I challenge the inclusion of Drexel University into the introduction of the city of Sacramento on Wikipedia. This entity is not an historical aspect of the city, nor is it a foundational economic, cultural, social, physical or religious base of the city. — Preceding unsigned comment added by 2601:9:7B80:125:5558:5413:52BF:7A94 (talk) 08:37, 22 September 2013 (UTC)

oyc.yale.edu/[edit]

Bold text — Preceding unsigned comment added by 2601:C:A380:763:24A7:6341:F652:2212 (talk) 01:47, 22 December 2013 (UTC)

Structure[edit]

Hi. I'm going through all the US Cities (as per List of United States cities by population) in an effort to provide some uniformity in structure. Anyone have an issue with me restructuring this article as per Wikipedia:WikiProject Cities/US Guideline. I won't be changing any content, merely the order. Occasionally, I will also move a picture just to clean up spacing issues. I've already gone through the top 20 or so on the above list, if you'd like to see how they turned out. Thoughts? Onel5969 (talk) 16:03, 21 February 2014 (UTC)

Move? (11 January 2015)[edit]

The discussion can be found at Talk:Sacramento (disambiguation). -- Calidum 00:12, 12 January 2015 (UTC)

"Sack-My-Tomatoes"[edit]

"Sack-My-Tomagtoes" is a well-known nickname for Sacramento, which I've personally heard used well over a hundred times, while residing in Northern California (since the late 1970s/early 80s), from many people across a broad spectrum of lifestyles (its true, I hadn't yet found a documented, evidentiary source for this municipal nickname, but most of the other nicknames are presently unsourced as well, and I'd only added it earlier today). When I added this nickname to the article, it was swiftly reverted. I'm not sure why it was reverted - perhaps someone thought it was overly whimsical, or perhaps derogatory in some manner? I'm not sure. But what I do know is that I added it to the article in all sincerity ie., it IS what Northern Californians (and maybe people from Southern California too...I'm not sure), among those who don't reside in Sacramento, actually call the place (whereas, in my experience, people who do reside in Sacramento, or who used to, tend to utilize the nickname "Sacto," which also appears in the article). So I will look for an evidentiary source for the term, but in the meantime, I believe I shall revert the reversion, because I am quite convinced it is a real, common-usage municipal nickname that does belong in the article. KevinOKeeffe (talk) 23:45, 19 February 2015 (UTC)
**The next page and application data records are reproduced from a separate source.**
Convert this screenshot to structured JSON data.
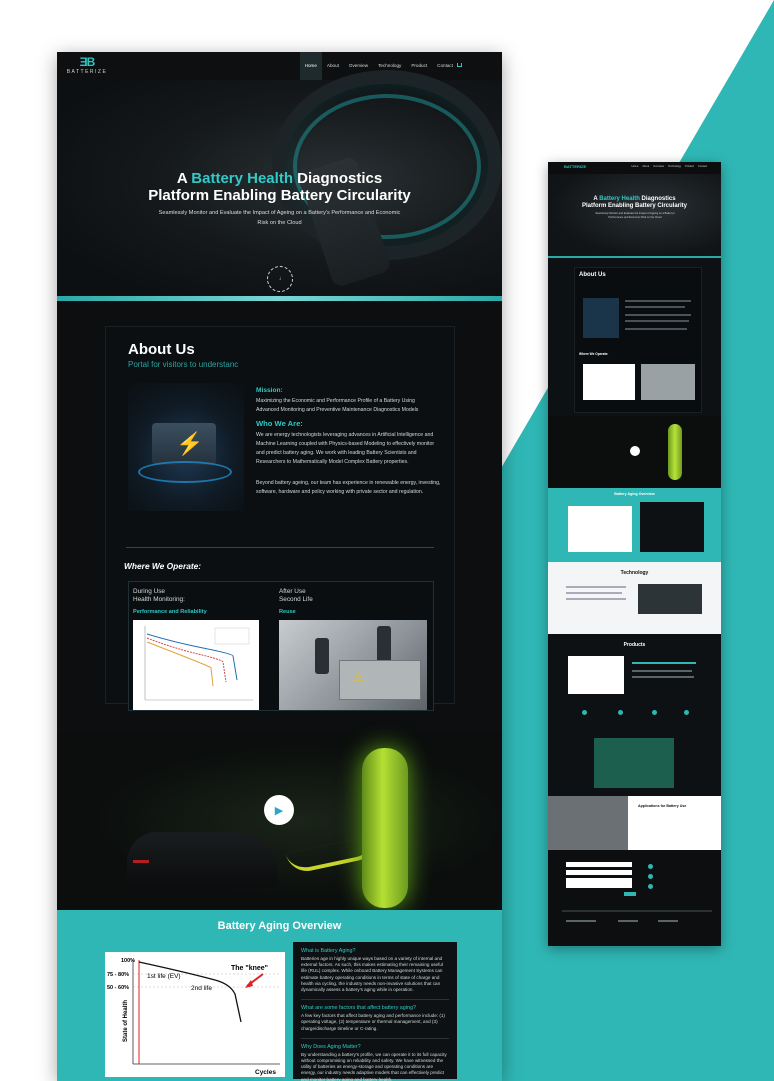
{
  "nav": {
    "logo_text": "BATTERIZE",
    "items": [
      "Home",
      "About",
      "Overview",
      "Technology",
      "Product",
      "Contact"
    ],
    "active": "Home"
  },
  "hero": {
    "title_pre": "A ",
    "title_highlight": "Battery Health",
    "title_post": " Diagnostics",
    "title_line2": "Platform Enabling Battery Circularity",
    "subtitle": "Seamlessly Monitor and Evaluate the Impact of Ageing on a Battery's Performance and Economic Risk on the Cloud"
  },
  "about": {
    "heading": "About Us",
    "tagline": "Portal for visitors to understanc",
    "mission_heading": "Mission:",
    "mission_text": "Maximizing the Economic and Performance Profile of a Battery Using Advanced Monitoring and Preventive Maintenance Diagnostics Models",
    "who_heading": "Who We Are:",
    "who_text": "We are energy technologists leveraging advances in Artificial Intelligence and Machine Learning coupled with Physics-based Modeling to effectively monitor and predict battery aging. We work with leading Battery Scientists and Researchers to Mathematically Model Complex Battery properties.",
    "who_text2": "Beyond battery ageing, our team has experience in renewable energy, investing, software, hardware and policy working with private sector and regulation.",
    "where_heading": "Where We Operate:",
    "col1_title": "During Use\nHealth Monitoring:",
    "col1_tag": "Performance and Reliability",
    "col2_title": "After Use\nSecond Life",
    "col2_tag": "Reuse"
  },
  "aging": {
    "heading": "Battery Aging Overview",
    "q1": "What is Battery Aging?",
    "a1": "Batteries age in highly unique ways based on a variety of internal and external factors. As such, this makes estimating their remaining useful life (RUL) complex. While onboard Battery Management Systems can estimate battery operating conditions in terms of state of charge and health via cycling, the industry needs non-invasive solutions that can dynamically assess a battery's aging while in operation.",
    "q2": "What are some factors that affect battery aging?",
    "a2": "A few key factors that affect battery aging and performance include: (1) operating voltage, (2) temperature or thermal management, and (3) charge/discharge timeline or C-rating.",
    "q3": "Why Does Aging Matter?",
    "a3": "By understanding a battery's profile, we can operate it to its full capacity without compromising on reliability and safety. We have witnessed the utility of batteries as energy-storage and operating conditions are energy, our industry needs adaptive models that can effectively predict and monitor battery aging and battery health."
  },
  "aging_chart": {
    "y_labels": [
      "100%",
      "75 - 80%",
      "50 - 60%"
    ],
    "ylabel": "State of Health",
    "xlabel": "Cycles",
    "label_first": "1st life (EV)",
    "label_second": "2nd life",
    "label_knee": "The \"knee\""
  },
  "mini": {
    "hero_line1_pre": "A ",
    "hero_line1_hl": "Battery Health",
    "hero_line1_post": " Diagnostics",
    "hero_line2": "Platform Enabling Battery Circularity",
    "about": "About Us",
    "where": "Where We Operate:",
    "aging": "Battery Aging Overview",
    "technology": "Technology",
    "products": "Products",
    "applications": "Applications for Battery Use"
  },
  "colors": {
    "accent": "#2fb7b5",
    "dark": "#0c0e10"
  }
}
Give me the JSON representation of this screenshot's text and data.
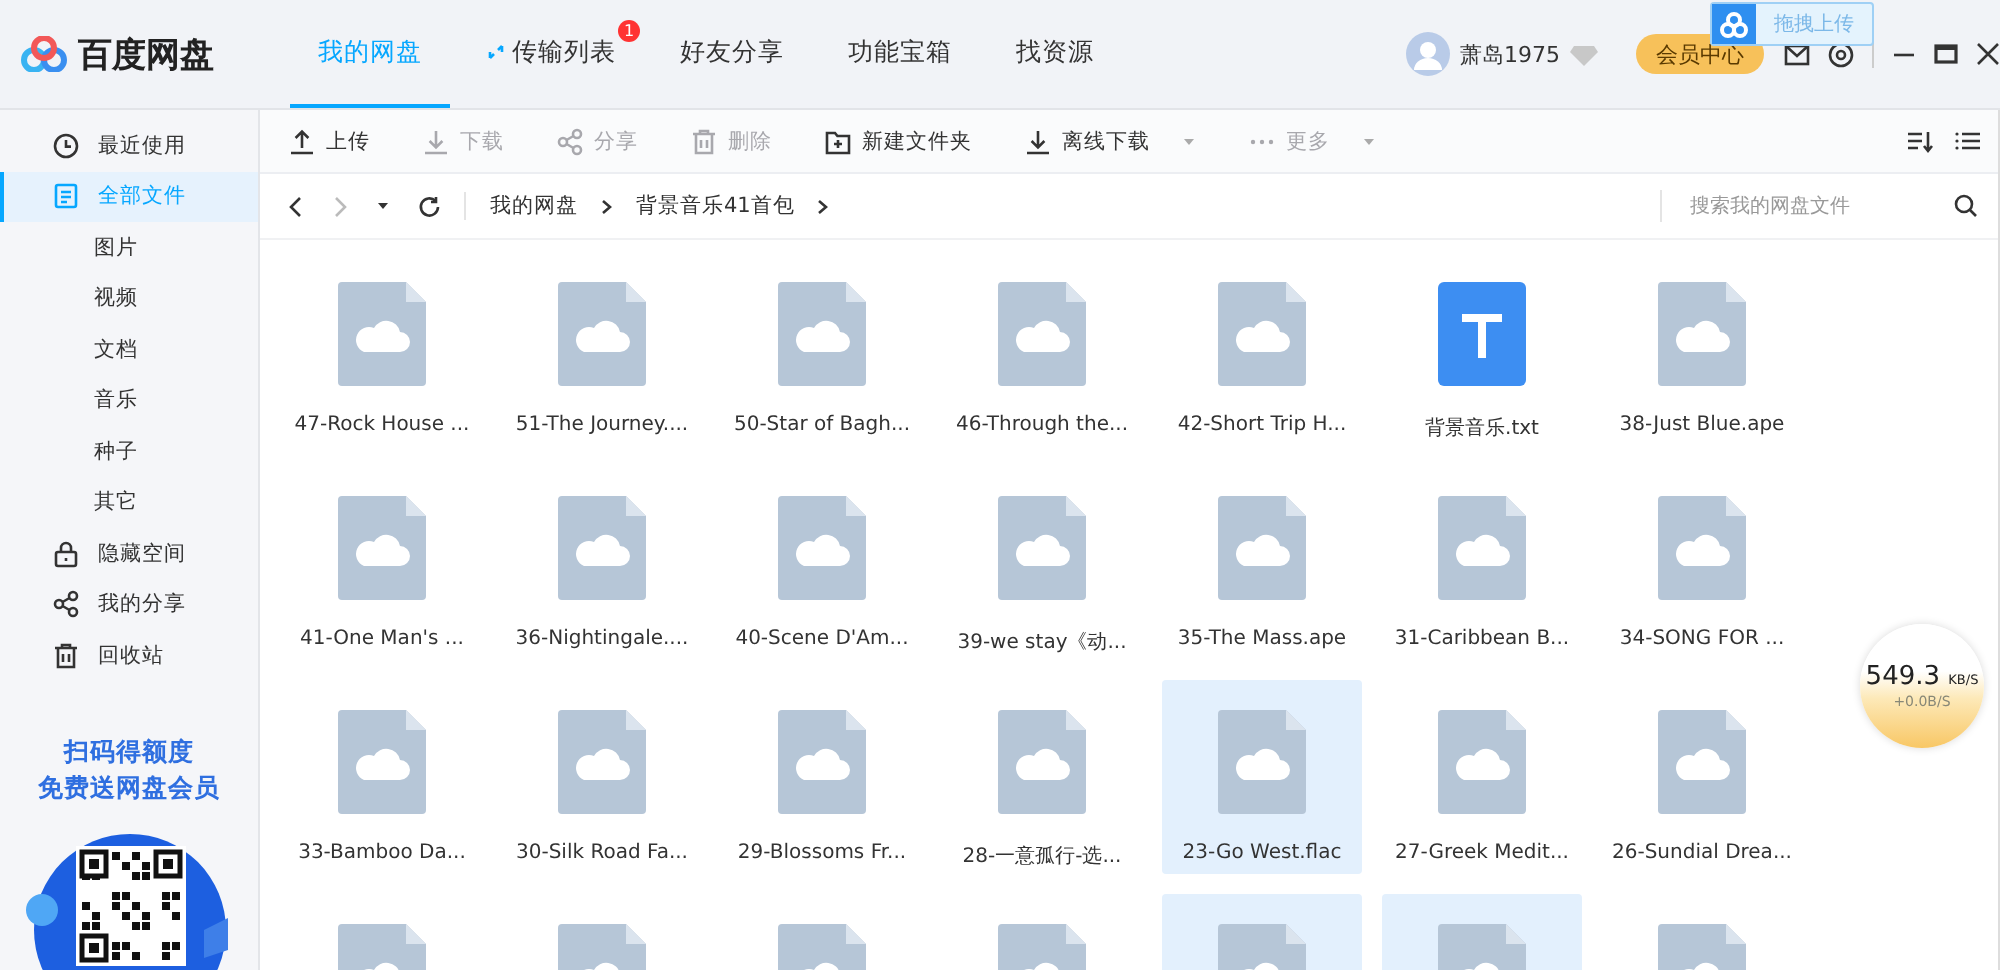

While not having as many years as you do, I've lived in the area my entire life and have never heard it referred to as such. That coupled with the derogatory nature inspired a "swift reversion" as you put it. I still don't like it there, but since the others currently aren't sourced, I suppose this is what we're left with. Killiondude (talk) 23:51, 19 February 2015 (UTC)
I did find a source for the very similar "Sack o' Tomatoes" in Sacramento (magazine).
Regarding claims made in a Wikipedia article (such as the claim that Sack-My-Tomagtoes is a well-known nickname) the burden of proof is on those who wish to add (or re-add) them. No matter how real something is, if no reliable sources confirm it, it can be removed without prior discussion. In practice, unverifiable claims live for years in articles, but that does not invalidate the policy or the goal. If you're unclear on this, please review Wikipedia:Verifiability.—Stepheng3 (talk) 17:28, 24 February 2015 (UTC)
Pulitzer Prize winning newspaper columnist Herb Caen wrote for the San Francisco Chronicle for nearly 60 years. He was born in Sacramento, and was fond of calling it "sack o tomatoes". He discussed this in his 1953 book "Don't Call it Frisco", a title referrring to another city nickname. I read Caen's column almost every day from 1972 until his death, and he told the "sack o tomatoes" joke many times over the years. Here's a mention. Cullen328 Let's discuss it 03:16, 19 March 2015 (UTC)
I'd accept a Herb Caen column citation for verification of the city's nickname.—Stepheng3 (talk) 03:26, 19 March 2015 (UTC)

Timeline of Sacramento, California[edit]

What is missing from the recently created city timeline article? Please add relevant content. Contributions welcome. Thank you. -- M2545 (talk) 16:12, 26 May 2015 (UTC)